[Start of section]
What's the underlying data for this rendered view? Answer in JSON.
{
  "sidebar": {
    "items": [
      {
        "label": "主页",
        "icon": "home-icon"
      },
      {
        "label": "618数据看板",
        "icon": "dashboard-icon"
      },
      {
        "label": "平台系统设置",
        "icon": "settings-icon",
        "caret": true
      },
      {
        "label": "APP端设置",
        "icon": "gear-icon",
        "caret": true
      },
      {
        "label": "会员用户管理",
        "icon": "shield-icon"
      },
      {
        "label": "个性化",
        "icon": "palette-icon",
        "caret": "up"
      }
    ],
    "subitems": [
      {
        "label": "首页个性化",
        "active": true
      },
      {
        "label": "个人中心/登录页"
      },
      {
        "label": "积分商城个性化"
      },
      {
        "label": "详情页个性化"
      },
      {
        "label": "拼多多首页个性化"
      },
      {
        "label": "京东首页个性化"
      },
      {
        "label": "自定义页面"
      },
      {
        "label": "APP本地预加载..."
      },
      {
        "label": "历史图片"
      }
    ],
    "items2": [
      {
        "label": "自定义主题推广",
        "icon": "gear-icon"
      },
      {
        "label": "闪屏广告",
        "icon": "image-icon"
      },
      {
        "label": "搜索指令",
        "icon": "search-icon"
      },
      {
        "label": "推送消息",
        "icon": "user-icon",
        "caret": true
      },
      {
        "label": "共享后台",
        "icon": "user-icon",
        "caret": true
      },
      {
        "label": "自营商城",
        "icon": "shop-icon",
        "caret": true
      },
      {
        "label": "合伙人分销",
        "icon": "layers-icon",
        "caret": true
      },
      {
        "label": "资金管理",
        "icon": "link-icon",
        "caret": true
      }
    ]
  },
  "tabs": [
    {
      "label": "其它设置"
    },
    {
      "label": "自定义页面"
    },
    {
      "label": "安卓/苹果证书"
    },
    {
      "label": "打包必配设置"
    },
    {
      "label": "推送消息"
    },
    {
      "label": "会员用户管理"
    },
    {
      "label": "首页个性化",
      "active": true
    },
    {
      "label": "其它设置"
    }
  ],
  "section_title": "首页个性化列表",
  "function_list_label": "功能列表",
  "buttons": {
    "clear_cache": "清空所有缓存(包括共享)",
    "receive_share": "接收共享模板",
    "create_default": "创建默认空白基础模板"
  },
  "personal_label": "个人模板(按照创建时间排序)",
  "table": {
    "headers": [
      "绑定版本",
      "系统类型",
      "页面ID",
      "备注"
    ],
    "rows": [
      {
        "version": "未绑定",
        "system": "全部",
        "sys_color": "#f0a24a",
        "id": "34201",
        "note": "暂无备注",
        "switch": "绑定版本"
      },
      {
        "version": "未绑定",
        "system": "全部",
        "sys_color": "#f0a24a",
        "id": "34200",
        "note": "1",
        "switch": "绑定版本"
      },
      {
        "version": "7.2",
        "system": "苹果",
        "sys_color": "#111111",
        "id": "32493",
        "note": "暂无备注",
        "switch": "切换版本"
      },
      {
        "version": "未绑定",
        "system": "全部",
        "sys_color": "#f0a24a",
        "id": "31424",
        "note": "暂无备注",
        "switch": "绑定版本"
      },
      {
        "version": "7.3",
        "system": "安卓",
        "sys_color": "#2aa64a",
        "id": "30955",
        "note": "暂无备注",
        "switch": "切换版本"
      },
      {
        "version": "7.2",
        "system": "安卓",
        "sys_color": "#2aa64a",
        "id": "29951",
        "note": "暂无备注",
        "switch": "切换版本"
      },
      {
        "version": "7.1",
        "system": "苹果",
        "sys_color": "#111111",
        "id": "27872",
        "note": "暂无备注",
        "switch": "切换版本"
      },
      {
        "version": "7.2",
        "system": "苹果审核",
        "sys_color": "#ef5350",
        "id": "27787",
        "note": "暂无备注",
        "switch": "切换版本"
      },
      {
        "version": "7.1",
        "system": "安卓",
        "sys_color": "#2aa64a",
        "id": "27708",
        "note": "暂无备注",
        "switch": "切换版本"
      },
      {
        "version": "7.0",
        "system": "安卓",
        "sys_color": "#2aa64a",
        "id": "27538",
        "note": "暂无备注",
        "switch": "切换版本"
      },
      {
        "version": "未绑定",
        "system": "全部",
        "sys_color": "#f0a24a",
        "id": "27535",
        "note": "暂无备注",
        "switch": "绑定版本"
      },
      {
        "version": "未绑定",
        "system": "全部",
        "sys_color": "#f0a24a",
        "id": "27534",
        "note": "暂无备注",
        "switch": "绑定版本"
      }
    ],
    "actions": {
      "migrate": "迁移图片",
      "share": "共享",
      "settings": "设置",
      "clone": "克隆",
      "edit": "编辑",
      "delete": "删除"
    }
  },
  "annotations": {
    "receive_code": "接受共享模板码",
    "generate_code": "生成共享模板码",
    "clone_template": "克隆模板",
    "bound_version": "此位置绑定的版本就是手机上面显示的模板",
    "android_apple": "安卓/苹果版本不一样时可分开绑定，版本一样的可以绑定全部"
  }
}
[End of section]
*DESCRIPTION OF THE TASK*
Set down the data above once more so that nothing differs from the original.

*SOLUTION FOR THIS PROBLEM*
What's the underlying data for this rendered view? Answer in JSON.
{
  "sidebar": {
    "items": [
      {
        "label": "主页",
        "icon": "home-icon"
      },
      {
        "label": "618数据看板",
        "icon": "dashboard-icon"
      },
      {
        "label": "平台系统设置",
        "icon": "settings-icon",
        "caret": true
      },
      {
        "label": "APP端设置",
        "icon": "gear-icon",
        "caret": true
      },
      {
        "label": "会员用户管理",
        "icon": "shield-icon"
      },
      {
        "label": "个性化",
        "icon": "palette-icon",
        "caret": "up"
      }
    ],
    "subitems": [
      {
        "label": "首页个性化",
        "active": true
      },
      {
        "label": "个人中心/登录页"
      },
      {
        "label": "积分商城个性化"
      },
      {
        "label": "详情页个性化"
      },
      {
        "label": "拼多多首页个性化"
      },
      {
        "label": "京东首页个性化"
      },
      {
        "label": "自定义页面"
      },
      {
        "label": "APP本地预加载..."
      },
      {
        "label": "历史图片"
      }
    ],
    "items2": [
      {
        "label": "自定义主题推广",
        "icon": "gear-icon"
      },
      {
        "label": "闪屏广告",
        "icon": "image-icon"
      },
      {
        "label": "搜索指令",
        "icon": "search-icon"
      },
      {
        "label": "推送消息",
        "icon": "user-icon",
        "caret": true
      },
      {
        "label": "共享后台",
        "icon": "user-icon",
        "caret": true
      },
      {
        "label": "自营商城",
        "icon": "shop-icon",
        "caret": true
      },
      {
        "label": "合伙人分销",
        "icon": "layers-icon",
        "caret": true
      },
      {
        "label": "资金管理",
        "icon": "link-icon",
        "caret": true
      }
    ]
  },
  "tabs": [
    {
      "label": "其它设置"
    },
    {
      "label": "自定义页面"
    },
    {
      "label": "安卓/苹果证书"
    },
    {
      "label": "打包必配设置"
    },
    {
      "label": "推送消息"
    },
    {
      "label": "会员用户管理"
    },
    {
      "label": "首页个性化",
      "active": true
    },
    {
      "label": "其它设置"
    }
  ],
  "section_title": "首页个性化列表",
  "function_list_label": "功能列表",
  "buttons": {
    "clear_cache": "清空所有缓存(包括共享)",
    "receive_share": "接收共享模板",
    "create_default": "创建默认空白基础模板"
  },
  "personal_label": "个人模板(按照创建时间排序)",
  "table": {
    "headers": [
      "绑定版本",
      "系统类型",
      "页面ID",
      "备注"
    ],
    "rows": [
      {
        "version": "未绑定",
        "system": "全部",
        "sys_color": "#f0a24a",
        "id": "34201",
        "note": "暂无备注",
        "switch": "绑定版本"
      },
      {
        "version": "未绑定",
        "system": "全部",
        "sys_color": "#f0a24a",
        "id": "34200",
        "note": "1",
        "switch": "绑定版本"
      },
      {
        "version": "7.2",
        "system": "苹果",
        "sys_color": "#111111",
        "id": "32493",
        "note": "暂无备注",
        "switch": "切换版本"
      },
      {
        "version": "未绑定",
        "system": "全部",
        "sys_color": "#f0a24a",
        "id": "31424",
        "note": "暂无备注",
        "switch": "绑定版本"
      },
      {
        "version": "7.3",
        "system": "安卓",
        "sys_color": "#2aa64a",
        "id": "30955",
        "note": "暂无备注",
        "switch": "切换版本"
      },
      {
        "version": "7.2",
        "system": "安卓",
        "sys_color": "#2aa64a",
        "id": "29951",
        "note": "暂无备注",
        "switch": "切换版本"
      },
      {
        "version": "7.1",
        "system": "苹果",
        "sys_color": "#111111",
        "id": "27872",
        "note": "暂无备注",
        "switch": "切换版本"
      },
      {
        "version": "7.2",
        "system": "苹果审核",
        "sys_color": "#ef5350",
        "id": "27787",
        "note": "暂无备注",
        "switch": "切换版本"
      },
      {
        "version": "7.1",
        "system": "安卓",
        "sys_color": "#2aa64a",
        "id": "27708",
        "note": "暂无备注",
        "switch": "切换版本"
      },
      {
        "version": "7.0",
        "system": "安卓",
        "sys_color": "#2aa64a",
        "id": "27538",
        "note": "暂无备注",
        "switch": "切换版本"
      },
      {
        "version": "未绑定",
        "system": "全部",
        "sys_color": "#f0a24a",
        "id": "27535",
        "note": "暂无备注",
        "switch": "绑定版本"
      },
      {
        "version": "未绑定",
        "system": "全部",
        "sys_color": "#f0a24a",
        "id": "27534",
        "note": "暂无备注",
        "switch": "绑定版本"
      }
    ],
    "actions": {
      "migrate": "迁移图片",
      "share": "共享",
      "settings": "设置",
      "clone": "克隆",
      "edit": "编辑",
      "delete": "删除"
    }
  },
  "annotations": {
    "receive_code": "接受共享模板码",
    "generate_code": "生成共享模板码",
    "clone_template": "克隆模板",
    "bound_version": "此位置绑定的版本就是手机上面显示的模板",
    "android_apple": "安卓/苹果版本不一样时可分开绑定，版本一样的可以绑定全部"
  }
}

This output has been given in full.